Return only the number of lines in the entries below that hold the word "Status".

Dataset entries
--------------------
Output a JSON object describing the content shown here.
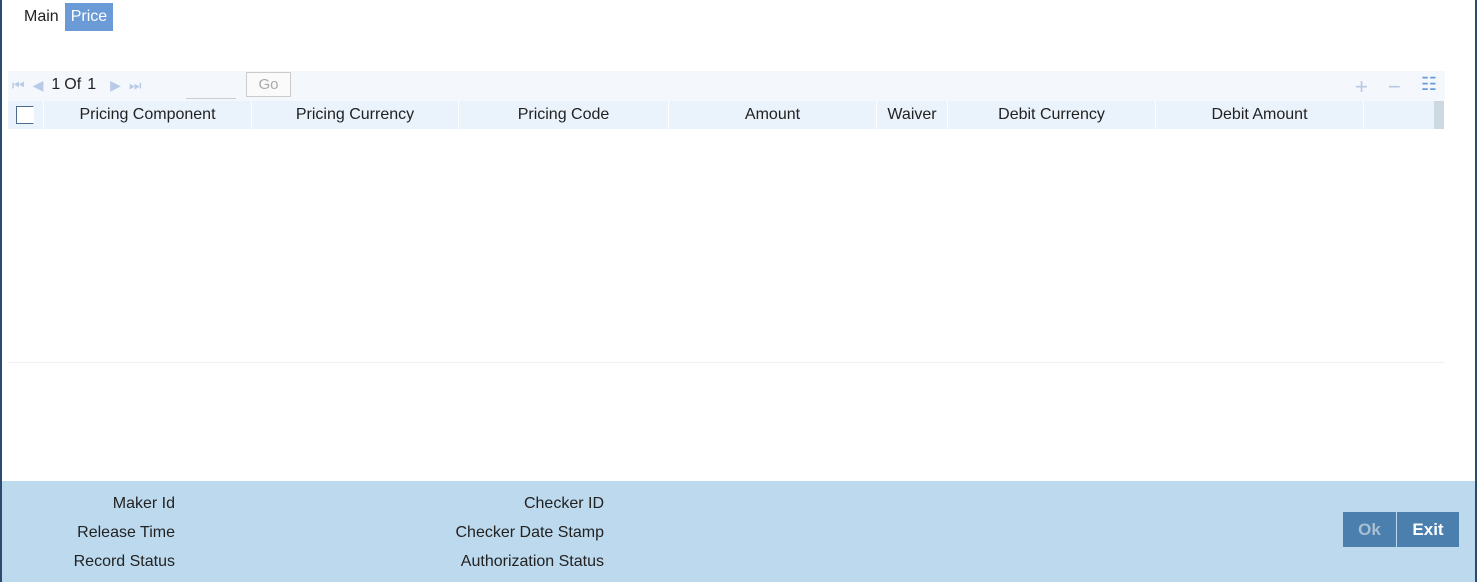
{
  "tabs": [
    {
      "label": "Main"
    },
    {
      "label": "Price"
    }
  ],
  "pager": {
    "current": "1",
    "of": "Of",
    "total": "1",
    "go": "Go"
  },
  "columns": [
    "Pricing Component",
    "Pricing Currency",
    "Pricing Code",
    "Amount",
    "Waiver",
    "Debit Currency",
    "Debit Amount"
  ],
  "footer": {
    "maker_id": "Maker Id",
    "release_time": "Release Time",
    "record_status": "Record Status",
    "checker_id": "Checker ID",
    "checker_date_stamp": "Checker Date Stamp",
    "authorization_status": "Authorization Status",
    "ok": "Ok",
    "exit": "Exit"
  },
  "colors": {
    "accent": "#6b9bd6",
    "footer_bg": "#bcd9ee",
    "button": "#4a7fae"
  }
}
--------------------
=== Solution ===
2